After a peripatetic youth that included stints in Paris and Jamaica, Mark Helprin (born today in 1947) was inspired to write his first short story while at the graves of William and Henry James. Learning that a nearby funeral was for a young man killed in Vietnam he was also inspired to join the military. Opposed to the Vietnam War but determined as a Jew to support the nascent state of Israel, he instead joined the Israeli military.
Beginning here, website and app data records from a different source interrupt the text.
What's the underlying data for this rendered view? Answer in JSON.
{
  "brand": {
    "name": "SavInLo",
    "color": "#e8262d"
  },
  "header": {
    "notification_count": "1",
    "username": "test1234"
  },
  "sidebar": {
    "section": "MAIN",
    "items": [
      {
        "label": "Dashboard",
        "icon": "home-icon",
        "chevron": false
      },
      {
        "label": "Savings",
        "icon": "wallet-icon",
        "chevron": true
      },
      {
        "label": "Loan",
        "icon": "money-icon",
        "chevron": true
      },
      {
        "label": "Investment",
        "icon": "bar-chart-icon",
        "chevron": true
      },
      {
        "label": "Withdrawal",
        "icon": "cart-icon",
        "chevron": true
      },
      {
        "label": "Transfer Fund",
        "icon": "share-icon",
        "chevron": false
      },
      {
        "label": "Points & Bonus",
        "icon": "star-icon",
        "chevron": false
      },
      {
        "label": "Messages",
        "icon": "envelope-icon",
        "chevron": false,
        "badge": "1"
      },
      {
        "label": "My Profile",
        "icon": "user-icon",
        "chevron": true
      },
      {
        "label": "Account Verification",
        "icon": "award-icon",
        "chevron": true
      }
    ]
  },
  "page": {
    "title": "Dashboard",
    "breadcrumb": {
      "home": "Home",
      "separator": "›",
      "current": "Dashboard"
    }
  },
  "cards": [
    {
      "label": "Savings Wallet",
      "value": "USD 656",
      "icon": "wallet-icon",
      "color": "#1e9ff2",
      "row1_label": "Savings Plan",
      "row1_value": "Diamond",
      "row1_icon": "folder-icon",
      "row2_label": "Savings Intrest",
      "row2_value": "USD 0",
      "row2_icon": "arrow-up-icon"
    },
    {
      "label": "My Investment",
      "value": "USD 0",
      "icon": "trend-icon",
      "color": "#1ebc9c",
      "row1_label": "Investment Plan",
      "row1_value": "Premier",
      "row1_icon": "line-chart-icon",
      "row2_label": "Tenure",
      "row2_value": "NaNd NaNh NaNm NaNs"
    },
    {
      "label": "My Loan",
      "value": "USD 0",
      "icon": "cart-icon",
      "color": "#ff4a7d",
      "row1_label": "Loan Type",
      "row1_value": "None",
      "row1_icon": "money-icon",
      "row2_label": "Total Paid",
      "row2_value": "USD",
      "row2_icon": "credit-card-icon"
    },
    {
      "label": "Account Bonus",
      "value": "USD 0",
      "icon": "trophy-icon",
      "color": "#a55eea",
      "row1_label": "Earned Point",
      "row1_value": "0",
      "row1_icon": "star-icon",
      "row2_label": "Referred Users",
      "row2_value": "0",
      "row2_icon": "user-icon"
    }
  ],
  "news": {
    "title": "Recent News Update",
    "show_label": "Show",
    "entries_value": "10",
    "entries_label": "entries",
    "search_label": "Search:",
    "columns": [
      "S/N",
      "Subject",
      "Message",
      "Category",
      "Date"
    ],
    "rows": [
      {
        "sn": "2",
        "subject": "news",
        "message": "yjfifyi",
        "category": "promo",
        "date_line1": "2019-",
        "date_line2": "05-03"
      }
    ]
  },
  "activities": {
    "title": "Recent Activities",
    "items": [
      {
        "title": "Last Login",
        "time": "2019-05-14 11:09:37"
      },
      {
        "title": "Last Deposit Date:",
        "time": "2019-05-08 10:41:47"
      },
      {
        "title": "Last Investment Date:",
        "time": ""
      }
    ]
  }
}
That experience formed the nucleus of his first novel, Refiner’s Fire (1977). A globe-hopping spectacle that mixed breath-taking action with transcendent prose, it contains one of modern fiction’s great opening lines: “It was one of those perfectly blue, wild days in Haifa when the winds from Central Asia and the eastern deserts come roaring into the city like a flight of old propeller planes.”